● ENTRIES SHOWN
-- Opening Marker --
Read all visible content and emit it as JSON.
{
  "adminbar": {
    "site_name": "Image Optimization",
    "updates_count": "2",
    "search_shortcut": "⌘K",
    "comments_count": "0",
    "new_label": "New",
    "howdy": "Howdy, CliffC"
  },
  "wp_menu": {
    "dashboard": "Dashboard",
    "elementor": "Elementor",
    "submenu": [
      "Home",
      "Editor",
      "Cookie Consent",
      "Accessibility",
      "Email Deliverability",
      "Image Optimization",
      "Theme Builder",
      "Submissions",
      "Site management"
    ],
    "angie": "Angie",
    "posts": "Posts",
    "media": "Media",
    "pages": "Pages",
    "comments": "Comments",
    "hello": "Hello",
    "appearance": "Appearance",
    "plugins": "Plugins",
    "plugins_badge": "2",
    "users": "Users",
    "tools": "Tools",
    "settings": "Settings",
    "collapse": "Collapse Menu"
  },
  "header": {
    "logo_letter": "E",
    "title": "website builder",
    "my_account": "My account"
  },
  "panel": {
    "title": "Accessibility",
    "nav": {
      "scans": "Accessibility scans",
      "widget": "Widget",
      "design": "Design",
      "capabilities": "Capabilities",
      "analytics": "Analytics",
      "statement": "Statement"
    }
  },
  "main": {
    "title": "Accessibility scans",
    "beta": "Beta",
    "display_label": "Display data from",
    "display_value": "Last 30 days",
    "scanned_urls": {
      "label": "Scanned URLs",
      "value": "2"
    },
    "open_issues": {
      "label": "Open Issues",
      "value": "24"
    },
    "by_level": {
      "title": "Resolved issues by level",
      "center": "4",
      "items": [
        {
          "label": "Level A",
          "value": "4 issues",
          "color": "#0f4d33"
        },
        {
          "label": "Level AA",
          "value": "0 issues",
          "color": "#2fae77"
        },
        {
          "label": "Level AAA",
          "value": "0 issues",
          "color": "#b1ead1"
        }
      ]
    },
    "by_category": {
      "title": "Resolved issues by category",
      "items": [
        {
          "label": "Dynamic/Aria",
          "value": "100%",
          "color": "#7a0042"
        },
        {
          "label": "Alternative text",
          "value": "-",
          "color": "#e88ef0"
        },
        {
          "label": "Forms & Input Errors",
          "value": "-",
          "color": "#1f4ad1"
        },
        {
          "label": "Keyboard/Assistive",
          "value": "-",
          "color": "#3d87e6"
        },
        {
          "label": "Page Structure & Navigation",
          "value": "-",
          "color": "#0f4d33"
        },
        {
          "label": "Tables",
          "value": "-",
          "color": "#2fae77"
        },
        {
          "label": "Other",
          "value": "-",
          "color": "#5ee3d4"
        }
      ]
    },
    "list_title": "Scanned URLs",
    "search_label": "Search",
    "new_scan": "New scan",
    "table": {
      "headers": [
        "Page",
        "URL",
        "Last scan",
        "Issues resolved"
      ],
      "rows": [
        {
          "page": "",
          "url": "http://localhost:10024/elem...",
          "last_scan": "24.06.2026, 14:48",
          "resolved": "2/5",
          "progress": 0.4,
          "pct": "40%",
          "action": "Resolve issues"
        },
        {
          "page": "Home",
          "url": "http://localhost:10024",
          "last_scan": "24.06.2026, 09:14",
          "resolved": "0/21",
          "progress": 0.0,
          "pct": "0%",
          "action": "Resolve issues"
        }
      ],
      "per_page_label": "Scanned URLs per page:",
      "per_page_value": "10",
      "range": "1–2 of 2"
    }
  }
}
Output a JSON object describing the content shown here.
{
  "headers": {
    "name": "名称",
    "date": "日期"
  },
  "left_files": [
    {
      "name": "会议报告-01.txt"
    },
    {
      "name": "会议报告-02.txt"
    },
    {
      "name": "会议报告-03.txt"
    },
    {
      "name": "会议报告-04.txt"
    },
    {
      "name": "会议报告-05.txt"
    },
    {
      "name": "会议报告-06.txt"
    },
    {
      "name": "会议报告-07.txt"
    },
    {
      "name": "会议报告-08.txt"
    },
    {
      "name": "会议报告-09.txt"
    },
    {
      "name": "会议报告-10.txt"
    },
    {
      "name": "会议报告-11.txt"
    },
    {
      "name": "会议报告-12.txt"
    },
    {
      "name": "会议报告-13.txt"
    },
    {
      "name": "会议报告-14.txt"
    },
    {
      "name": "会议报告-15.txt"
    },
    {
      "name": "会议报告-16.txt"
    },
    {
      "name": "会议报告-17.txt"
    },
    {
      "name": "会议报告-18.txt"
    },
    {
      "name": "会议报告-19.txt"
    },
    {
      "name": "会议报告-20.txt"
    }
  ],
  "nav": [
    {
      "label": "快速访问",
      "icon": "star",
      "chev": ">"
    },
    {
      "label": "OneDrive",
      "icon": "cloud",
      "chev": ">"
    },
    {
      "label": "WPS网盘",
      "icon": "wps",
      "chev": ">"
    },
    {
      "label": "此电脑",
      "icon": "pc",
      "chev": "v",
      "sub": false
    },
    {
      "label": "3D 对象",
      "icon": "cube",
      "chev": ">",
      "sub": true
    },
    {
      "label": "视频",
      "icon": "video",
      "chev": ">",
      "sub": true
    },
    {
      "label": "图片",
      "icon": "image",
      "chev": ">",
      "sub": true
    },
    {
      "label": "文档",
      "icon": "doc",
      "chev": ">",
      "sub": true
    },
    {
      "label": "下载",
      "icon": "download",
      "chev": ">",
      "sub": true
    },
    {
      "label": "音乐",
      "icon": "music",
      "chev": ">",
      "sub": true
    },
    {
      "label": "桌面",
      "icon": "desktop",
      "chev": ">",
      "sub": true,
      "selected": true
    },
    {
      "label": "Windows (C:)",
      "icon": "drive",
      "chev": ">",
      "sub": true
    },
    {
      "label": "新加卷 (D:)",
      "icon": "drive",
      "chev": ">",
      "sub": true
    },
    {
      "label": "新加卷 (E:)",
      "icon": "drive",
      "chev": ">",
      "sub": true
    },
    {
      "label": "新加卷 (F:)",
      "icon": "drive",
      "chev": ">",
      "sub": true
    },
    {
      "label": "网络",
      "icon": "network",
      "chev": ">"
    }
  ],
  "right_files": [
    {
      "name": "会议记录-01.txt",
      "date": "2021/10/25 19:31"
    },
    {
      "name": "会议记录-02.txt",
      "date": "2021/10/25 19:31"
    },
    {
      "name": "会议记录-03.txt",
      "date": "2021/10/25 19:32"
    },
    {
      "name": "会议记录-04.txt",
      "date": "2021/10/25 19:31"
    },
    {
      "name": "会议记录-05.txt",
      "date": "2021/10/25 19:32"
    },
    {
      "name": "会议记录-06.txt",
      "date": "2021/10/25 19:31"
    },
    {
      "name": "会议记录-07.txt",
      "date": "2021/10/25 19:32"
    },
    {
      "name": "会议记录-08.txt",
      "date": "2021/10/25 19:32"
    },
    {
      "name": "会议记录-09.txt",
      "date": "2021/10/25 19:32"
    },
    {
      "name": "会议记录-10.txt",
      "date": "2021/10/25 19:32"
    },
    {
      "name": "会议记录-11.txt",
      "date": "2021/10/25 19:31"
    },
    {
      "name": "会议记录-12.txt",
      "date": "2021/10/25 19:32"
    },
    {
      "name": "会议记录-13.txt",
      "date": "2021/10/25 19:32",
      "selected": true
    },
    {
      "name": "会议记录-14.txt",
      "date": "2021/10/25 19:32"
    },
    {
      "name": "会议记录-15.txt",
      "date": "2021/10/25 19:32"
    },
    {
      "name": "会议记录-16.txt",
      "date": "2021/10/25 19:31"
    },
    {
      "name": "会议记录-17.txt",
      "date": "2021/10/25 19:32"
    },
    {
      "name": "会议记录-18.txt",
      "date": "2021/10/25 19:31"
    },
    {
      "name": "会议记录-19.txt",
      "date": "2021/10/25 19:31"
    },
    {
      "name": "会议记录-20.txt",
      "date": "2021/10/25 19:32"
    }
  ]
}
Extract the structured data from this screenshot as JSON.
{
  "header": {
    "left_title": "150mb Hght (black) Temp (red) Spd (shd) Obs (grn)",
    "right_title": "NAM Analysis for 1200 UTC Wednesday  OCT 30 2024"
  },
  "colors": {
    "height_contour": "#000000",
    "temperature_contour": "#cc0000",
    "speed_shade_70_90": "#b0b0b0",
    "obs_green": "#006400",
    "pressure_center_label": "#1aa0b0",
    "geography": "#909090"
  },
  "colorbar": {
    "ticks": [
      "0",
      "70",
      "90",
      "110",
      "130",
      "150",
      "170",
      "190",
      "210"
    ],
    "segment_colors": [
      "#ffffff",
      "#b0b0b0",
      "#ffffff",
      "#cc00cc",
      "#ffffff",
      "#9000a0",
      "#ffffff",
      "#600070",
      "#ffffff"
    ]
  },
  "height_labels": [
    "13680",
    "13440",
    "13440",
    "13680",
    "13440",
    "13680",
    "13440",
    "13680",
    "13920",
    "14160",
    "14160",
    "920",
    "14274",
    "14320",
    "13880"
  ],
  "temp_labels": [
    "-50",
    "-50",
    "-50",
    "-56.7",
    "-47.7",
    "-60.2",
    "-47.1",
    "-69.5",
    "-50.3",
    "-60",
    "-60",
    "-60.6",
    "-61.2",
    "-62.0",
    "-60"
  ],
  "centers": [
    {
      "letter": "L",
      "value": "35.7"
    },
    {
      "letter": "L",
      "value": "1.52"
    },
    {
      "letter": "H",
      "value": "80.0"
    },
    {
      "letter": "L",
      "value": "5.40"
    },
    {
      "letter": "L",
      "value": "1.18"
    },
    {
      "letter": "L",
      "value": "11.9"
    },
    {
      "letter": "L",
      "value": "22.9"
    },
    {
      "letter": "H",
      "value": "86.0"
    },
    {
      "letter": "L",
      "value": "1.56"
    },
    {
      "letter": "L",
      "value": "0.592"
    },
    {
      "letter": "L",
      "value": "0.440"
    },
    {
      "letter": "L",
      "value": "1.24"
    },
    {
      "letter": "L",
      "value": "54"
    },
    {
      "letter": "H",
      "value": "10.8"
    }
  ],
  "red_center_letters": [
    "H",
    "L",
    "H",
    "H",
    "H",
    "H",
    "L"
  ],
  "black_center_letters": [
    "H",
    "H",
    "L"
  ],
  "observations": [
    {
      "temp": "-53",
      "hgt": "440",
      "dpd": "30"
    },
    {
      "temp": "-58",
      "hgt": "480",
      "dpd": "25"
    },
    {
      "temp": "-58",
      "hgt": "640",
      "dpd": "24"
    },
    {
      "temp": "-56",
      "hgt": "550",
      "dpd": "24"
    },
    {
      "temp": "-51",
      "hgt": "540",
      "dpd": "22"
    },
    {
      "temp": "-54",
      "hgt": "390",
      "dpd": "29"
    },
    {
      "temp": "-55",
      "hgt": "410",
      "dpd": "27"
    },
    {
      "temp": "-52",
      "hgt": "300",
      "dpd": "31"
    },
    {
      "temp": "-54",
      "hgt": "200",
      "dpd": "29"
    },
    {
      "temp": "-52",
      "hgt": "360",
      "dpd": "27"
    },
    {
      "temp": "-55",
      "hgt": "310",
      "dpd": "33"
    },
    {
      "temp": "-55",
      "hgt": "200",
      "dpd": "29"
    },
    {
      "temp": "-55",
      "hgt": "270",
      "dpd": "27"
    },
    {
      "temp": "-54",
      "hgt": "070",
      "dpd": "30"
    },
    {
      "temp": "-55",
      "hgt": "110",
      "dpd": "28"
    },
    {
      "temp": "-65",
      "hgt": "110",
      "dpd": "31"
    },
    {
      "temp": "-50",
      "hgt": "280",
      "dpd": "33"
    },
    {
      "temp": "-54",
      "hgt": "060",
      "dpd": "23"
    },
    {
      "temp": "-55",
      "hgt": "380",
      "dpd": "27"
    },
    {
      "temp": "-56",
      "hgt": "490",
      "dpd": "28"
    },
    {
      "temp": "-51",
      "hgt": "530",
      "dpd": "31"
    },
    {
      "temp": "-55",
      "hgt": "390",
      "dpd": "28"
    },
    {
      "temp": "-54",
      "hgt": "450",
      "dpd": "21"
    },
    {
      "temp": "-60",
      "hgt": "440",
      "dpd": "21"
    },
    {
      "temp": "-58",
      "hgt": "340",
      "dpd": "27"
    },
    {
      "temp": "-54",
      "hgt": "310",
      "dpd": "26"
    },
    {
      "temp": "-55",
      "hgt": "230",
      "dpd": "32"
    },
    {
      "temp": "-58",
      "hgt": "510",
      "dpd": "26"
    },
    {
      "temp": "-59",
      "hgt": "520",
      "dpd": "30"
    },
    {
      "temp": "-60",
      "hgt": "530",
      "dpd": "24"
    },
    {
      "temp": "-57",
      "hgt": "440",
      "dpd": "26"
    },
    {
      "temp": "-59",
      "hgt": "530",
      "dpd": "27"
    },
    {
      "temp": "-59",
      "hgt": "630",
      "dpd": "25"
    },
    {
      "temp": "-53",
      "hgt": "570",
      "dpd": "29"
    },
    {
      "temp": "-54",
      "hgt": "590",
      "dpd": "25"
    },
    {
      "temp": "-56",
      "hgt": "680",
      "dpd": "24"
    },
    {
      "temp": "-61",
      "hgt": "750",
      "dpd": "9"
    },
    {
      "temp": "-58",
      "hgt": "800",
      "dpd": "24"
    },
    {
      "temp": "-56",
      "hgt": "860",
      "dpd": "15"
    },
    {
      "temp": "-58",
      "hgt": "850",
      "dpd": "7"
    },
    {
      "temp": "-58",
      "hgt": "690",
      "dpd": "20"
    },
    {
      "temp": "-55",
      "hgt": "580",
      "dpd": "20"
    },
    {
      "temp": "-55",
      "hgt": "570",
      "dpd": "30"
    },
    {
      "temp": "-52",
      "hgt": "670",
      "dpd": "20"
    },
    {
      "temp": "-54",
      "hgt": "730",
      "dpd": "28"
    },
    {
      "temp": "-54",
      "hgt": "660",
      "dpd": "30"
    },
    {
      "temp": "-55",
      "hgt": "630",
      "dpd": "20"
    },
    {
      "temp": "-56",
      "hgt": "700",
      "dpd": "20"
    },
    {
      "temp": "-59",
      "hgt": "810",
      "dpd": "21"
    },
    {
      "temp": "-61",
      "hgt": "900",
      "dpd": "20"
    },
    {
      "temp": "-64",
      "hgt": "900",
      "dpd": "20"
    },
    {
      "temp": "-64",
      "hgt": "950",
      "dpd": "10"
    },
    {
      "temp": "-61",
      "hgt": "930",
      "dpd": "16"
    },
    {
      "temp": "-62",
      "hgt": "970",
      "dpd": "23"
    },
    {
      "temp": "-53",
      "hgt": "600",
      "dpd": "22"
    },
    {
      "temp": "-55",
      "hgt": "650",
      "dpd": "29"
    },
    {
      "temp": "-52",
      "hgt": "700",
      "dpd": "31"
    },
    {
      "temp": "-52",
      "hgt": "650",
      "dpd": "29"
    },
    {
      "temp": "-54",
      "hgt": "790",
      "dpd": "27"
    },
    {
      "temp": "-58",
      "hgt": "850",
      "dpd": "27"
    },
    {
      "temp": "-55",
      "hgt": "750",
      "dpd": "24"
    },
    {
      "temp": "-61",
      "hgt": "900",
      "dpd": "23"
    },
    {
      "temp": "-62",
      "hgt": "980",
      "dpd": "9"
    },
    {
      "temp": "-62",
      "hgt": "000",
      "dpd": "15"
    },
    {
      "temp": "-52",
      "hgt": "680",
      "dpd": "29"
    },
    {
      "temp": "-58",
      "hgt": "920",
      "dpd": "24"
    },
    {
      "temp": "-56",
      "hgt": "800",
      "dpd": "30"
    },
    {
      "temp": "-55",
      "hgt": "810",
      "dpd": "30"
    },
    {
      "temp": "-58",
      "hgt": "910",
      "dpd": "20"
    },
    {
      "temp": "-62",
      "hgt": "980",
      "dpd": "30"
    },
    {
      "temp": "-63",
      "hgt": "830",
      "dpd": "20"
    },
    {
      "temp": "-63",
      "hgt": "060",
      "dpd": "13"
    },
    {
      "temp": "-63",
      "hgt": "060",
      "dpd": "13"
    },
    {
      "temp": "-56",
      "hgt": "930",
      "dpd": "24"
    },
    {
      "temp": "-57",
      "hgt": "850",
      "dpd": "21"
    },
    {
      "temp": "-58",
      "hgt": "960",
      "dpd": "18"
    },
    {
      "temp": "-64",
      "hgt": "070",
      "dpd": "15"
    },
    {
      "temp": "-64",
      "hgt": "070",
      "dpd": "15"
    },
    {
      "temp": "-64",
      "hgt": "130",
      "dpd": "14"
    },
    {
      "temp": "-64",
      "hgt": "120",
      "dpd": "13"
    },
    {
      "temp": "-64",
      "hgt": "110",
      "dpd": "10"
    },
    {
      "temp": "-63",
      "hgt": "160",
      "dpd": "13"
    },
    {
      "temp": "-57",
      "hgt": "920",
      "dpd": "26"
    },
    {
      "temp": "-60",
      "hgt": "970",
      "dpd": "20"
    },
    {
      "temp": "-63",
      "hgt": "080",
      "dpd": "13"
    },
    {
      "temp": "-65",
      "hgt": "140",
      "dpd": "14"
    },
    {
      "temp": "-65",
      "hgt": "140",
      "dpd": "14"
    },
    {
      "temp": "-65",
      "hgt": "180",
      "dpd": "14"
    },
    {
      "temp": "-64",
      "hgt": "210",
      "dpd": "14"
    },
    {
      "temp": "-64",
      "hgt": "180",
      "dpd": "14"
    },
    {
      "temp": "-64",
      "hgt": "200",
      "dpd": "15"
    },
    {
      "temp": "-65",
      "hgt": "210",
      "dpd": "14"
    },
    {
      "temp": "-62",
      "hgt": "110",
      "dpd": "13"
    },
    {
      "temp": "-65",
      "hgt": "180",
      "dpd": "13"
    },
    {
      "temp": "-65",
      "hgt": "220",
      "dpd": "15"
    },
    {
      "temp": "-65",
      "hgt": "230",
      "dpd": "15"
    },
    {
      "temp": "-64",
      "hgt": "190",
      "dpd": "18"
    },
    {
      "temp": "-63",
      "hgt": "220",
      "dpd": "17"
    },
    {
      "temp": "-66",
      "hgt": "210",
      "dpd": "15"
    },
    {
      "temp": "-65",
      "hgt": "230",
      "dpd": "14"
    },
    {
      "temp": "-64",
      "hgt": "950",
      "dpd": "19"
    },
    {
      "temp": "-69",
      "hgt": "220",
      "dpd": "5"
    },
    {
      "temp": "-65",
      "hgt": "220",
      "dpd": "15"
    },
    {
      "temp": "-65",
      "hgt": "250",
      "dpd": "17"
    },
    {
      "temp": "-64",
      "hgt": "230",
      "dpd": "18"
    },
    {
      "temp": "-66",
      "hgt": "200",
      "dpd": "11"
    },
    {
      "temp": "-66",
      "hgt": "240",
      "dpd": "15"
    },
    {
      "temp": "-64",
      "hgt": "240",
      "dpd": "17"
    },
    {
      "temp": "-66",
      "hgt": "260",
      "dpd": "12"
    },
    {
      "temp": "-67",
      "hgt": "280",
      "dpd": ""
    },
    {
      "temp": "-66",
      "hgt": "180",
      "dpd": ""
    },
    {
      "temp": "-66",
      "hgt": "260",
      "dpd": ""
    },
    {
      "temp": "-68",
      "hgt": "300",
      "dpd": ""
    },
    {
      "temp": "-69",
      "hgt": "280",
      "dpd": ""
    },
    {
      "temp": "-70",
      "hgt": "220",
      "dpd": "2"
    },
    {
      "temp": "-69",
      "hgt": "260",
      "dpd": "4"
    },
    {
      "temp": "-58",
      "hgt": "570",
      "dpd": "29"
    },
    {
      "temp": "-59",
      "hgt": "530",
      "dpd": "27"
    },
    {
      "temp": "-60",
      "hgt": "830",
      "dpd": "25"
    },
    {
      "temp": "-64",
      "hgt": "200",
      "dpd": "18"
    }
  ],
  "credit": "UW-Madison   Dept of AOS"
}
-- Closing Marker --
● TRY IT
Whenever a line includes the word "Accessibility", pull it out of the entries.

● FINISHED TASK
      "Accessibility",
    "title": "Accessibility",
      "scans": "Accessibility scans",
    "title": "Accessibility scans",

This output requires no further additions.